• **Work order**: Only the number should be given: how many lines below contain "formula".

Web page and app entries
╔══
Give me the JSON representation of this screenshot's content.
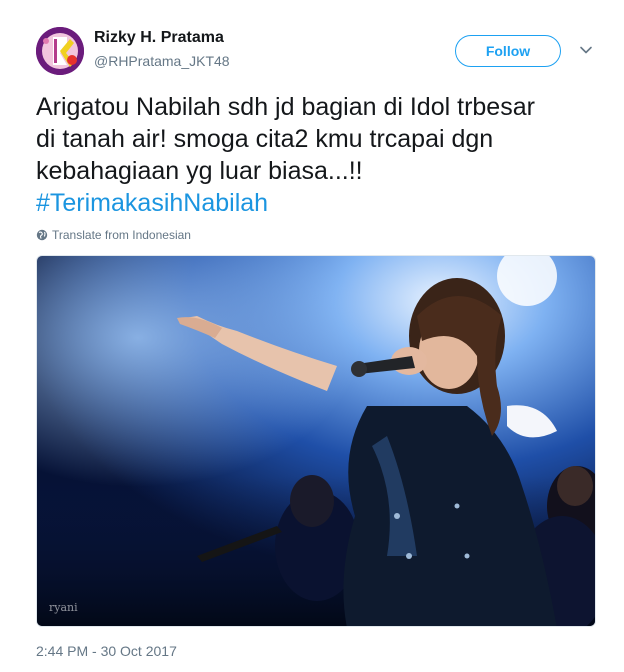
{
  "user": {
    "name": "Rizky H. Pratama",
    "handle": "@RHPratama_JKT48"
  },
  "follow_label": "Follow",
  "tweet": {
    "text_lines": [
      "Arigatou Nabilah sdh jd bagian di Idol trbesar",
      "di tanah air! smoga cita2 kmu trcapai dgn",
      "kebahagiaan yg luar biasa...!!"
    ],
    "hashtag": "#TerimakasihNabilah"
  },
  "translate_label": "Translate from Indonesian",
  "timestamp": "2:44 PM - 30 Oct 2017",
  "colors": {
    "accent": "#1da1f2",
    "hashtag": "#1b95e0",
    "secondary_text": "#657786"
  },
  "icons": {
    "caret": "chevron-down-icon",
    "globe": "globe-icon"
  }
}
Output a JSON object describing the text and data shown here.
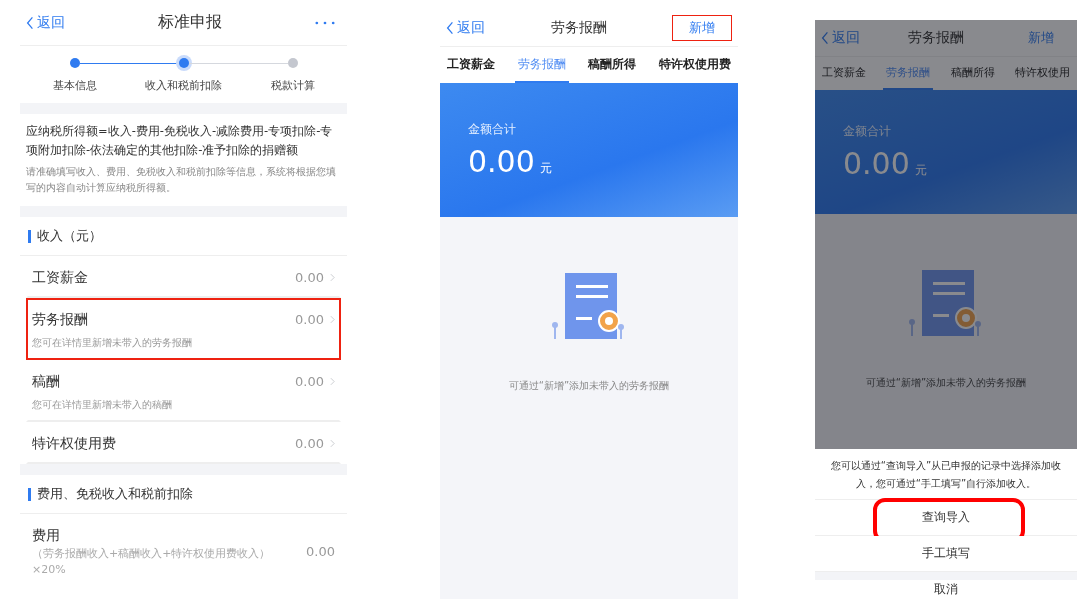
{
  "declaration": {
    "back": "返回",
    "title": "标准申报",
    "steps": [
      {
        "label": "基本信息",
        "reached": true,
        "selected": false
      },
      {
        "label": "收入和税前扣除",
        "reached": true,
        "selected": true
      },
      {
        "label": "税款计算",
        "reached": false,
        "selected": false
      }
    ],
    "formula": "应纳税所得额=收入-费用-免税收入-减除费用-专项扣除-专项附加扣除-依法确定的其他扣除-准予扣除的捐赠额",
    "hint": "请准确填写收入、费用、免税收入和税前扣除等信息，系统将根据您填写的内容自动计算应纳税所得额。",
    "sections": [
      {
        "title": "收入（元）",
        "rows": [
          {
            "label": "工资薪金",
            "value": "0.00",
            "highlighted": false
          },
          {
            "label": "劳务报酬",
            "value": "0.00",
            "note": "您可在详情里新增未带入的劳务报酬",
            "highlighted": true
          },
          {
            "label": "稿酬",
            "value": "0.00",
            "note": "您可在详情里新增未带入的稿酬",
            "highlighted": false
          },
          {
            "label": "特许权使用费",
            "value": "0.00",
            "highlighted": false
          }
        ]
      },
      {
        "title": "费用、免税收入和税前扣除",
        "rows": [
          {
            "label": "费用",
            "value": "0.00",
            "note": "（劳务报酬收入+稿酬收入+特许权使用费收入）×20%",
            "highlighted": false,
            "kind": "formula"
          }
        ]
      }
    ]
  },
  "details": [
    {
      "back": "返回",
      "title": "劳务报酬",
      "action": {
        "label": "新增",
        "highlighted": true
      },
      "dimmed": false,
      "tabs": [
        {
          "label": "工资薪金",
          "selected": false
        },
        {
          "label": "劳务报酬",
          "selected": true
        },
        {
          "label": "稿酬所得",
          "selected": false
        },
        {
          "label": "特许权使用费",
          "selected": false
        }
      ],
      "total_label": "金额合计",
      "total": "0.00",
      "unit": "元",
      "empty_text": "可通过“新增”添加未带入的劳务报酬"
    },
    {
      "back": "返回",
      "title": "劳务报酬",
      "action": {
        "label": "新增",
        "highlighted": false
      },
      "dimmed": true,
      "tabs": [
        {
          "label": "工资薪金",
          "selected": false
        },
        {
          "label": "劳务报酬",
          "selected": true
        },
        {
          "label": "稿酬所得",
          "selected": false
        },
        {
          "label": "特许权使用",
          "selected": false
        }
      ],
      "total_label": "金额合计",
      "total": "0.00",
      "unit": "元",
      "empty_text": "可通过“新增”添加未带入的劳务报酬",
      "sheet": {
        "message": "您可以通过“查询导入”从已申报的记录中选择添加收入，您可通过“手工填写”自行添加收入。",
        "options": [
          {
            "label": "查询导入",
            "highlighted": true
          },
          {
            "label": "手工填写",
            "highlighted": false
          }
        ],
        "cancel": "取消"
      }
    }
  ]
}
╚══
• **Task output**: 2